“This is a very grave situation. If things get worse, Pakistan will need to have its loans restructured,” said Mohammad Sohail, the head of economic watchdog Topline Securities in Karachi, alluding to a possible default.
Pakistan’s economy has been struggling amid a political crisis, a plummeting rupee, and high levels of inflation. Devastating floods and a global energy crisis have added further pressure. The latest data from the State Bank of Pakistan show that the country has half the foreign exchange reserves it held a year ago.
Servicing foreign debt and paying for crucial commodities such as medicine, food, and energy are among the chief concerns. Thousands of shipping containers are held up at a Karachi port because banks have been unable to guarantee foreign exchange payments. This cargo includes perishable foodstuffs and medical equipment worth tens of millions of dollars. “A major hospital in Karachi could not carry out eye surgeries for a month because of a lack of equipment,” said Masood Ahmed, chairman of the Healthcare Devices Association of Pakistan.
Successive governments have failed to shore up multilateral or bilateral aid to meet foreign payments. However, a $6 billion International Monetary Fund (IMF) deal was restarted after Pakistan finally met conditions such as ending subsidies on fuel. But Islamabad has so far only received half the funds, with the last payment in August and a further review of the package ongoing. “All hopes are pinned on the release of the remaining amount,” Sohail said.

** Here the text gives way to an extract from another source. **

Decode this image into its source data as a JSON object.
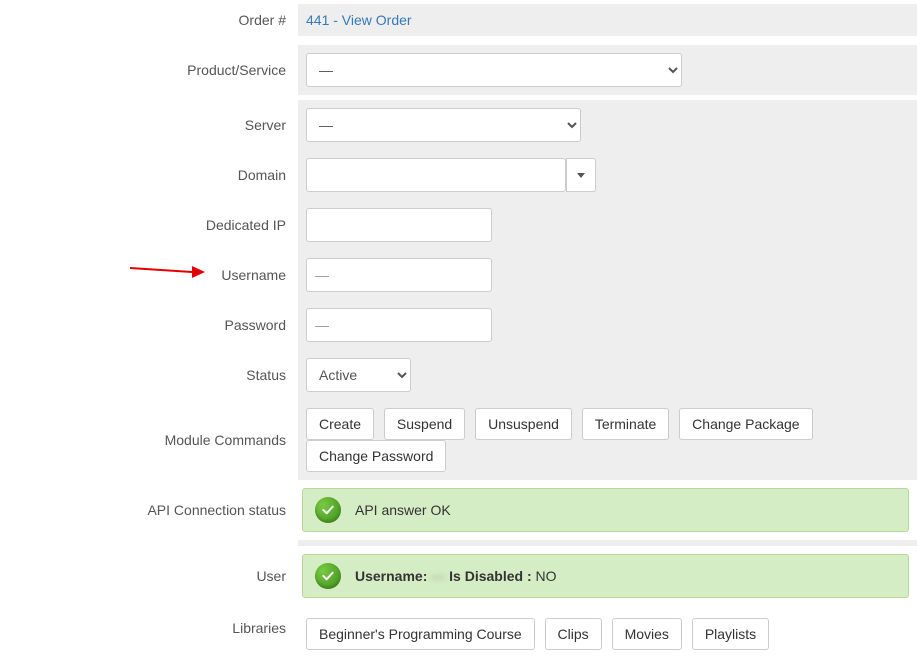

Pakistan often looks for financial rescue from allies, including China and Saudi Arabia, but analysts say the two countries are holding off until Pakistan gets the IMF green light. Prime Minister Shehbaz Sharif spoke with both his Chinese counterpart and the IMF managing director on Thursday. The Chinese premier informed Sharif that China stands with Islamabad in this difficult situation, according to Sharif. On Friday, the leader of Pakistan’s powerful military was in the Saudi capital, where he was reportedly pushing for financial relief.